The 20,000-square-foot facility, to be operated by A-B Tech, would “provide a pipeline of skilled workers prior to the plant opening, helping to recruit qualified candidates and pre-train and post-train employees.” The funding would come from future county bonds that would be repaid through local sales tax revenues.
“Whether you’re a private entity or are providing a public service, a 30-35% daily loss of staff is going to have a major impact on operations,” says Asheville Police Chief David Zack. “I think we’d be hard pressed to find another agency who is dealing with as many big challenges as we are.”
A year after the Buncombe County Detention Facility expanded its medication-assisted treatment program, Buncombe County Sheriff Quentin Miller says it’s time to put the successful service “in four-wheel drive.”
Starting Friday at 5 p.m., North Carolina will move into a modified stay-at-home order, requiring most people to remain in their homes from 10 p.m. to 5 a.m. daily. All businesses will be required to close by 10 p.m.; all on-site alcohol consumption must end by 9 p.m.
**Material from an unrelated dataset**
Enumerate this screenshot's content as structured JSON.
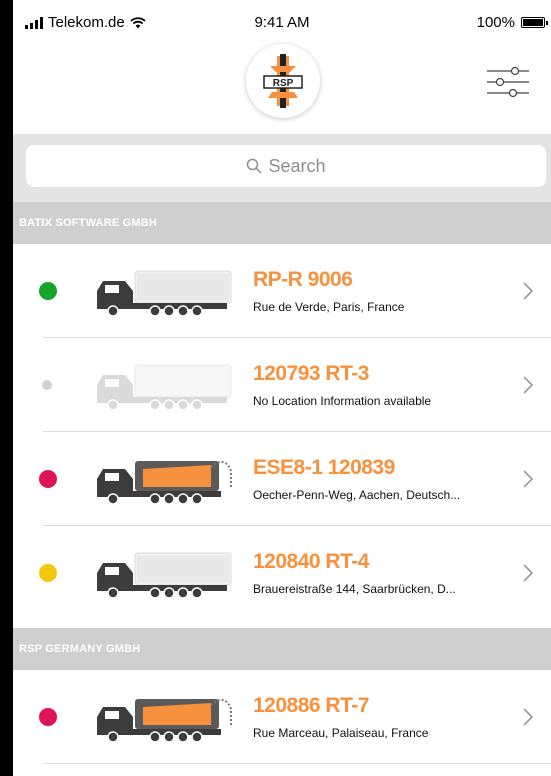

Addressing the Council of Independent Business Owners, Republican Sen. Chuck Edwards argued that Asheville was “bowing to the radicals that are asking for police departments to be defunded.” To ensure law and order, Edwards continued, he is developing legislation that would strip state funds from cities that cut law enforcement.
The period between the closing of polls on Tuesday, Nov. 3, and the official declaration of results on Friday, Nov. 13, has already become the subject of intense legal debate. But local elections officials stress they’re doing everything possible to ensure that all eligible votes will be counted accurately.
At about $32.47 million, actual sales taxes through the end of the 2020 fiscal year were still down 3.2% from the budgeted target of more than $33.53 million. But during an April 7 budget work session, Budget Director Jennifer Barnette had projected sales tax revenue at just $30 million due to the impacts of the coronavirus, a decrease of more than 8.9%.
The former jail worker’s lawsuit names the former sheriff, top officers, Buncombe County and the Buncombe County Sheriff’s Office as defendants.
Maj. Frank Stout of the Henderson County Sheriff’s Office declined to provide additional information about the threats or their credibility, citing an ongoing investigation. However, he said that he’d observed “a lot of hostility in the campaign this year” on social media — more so than in prior election cycles.
Eastern Band of Cherokee Indians Principal Chief Richard Sneed, whose tribe owns two casinos in Western North Carolina, had lobbied the board to oppose the rival operation at an Aug. 4 briefing. He argued that the Catawba Indian Nation, members of which primarily reside in South Carolina, were not properly authorized to operate gaming across state lines.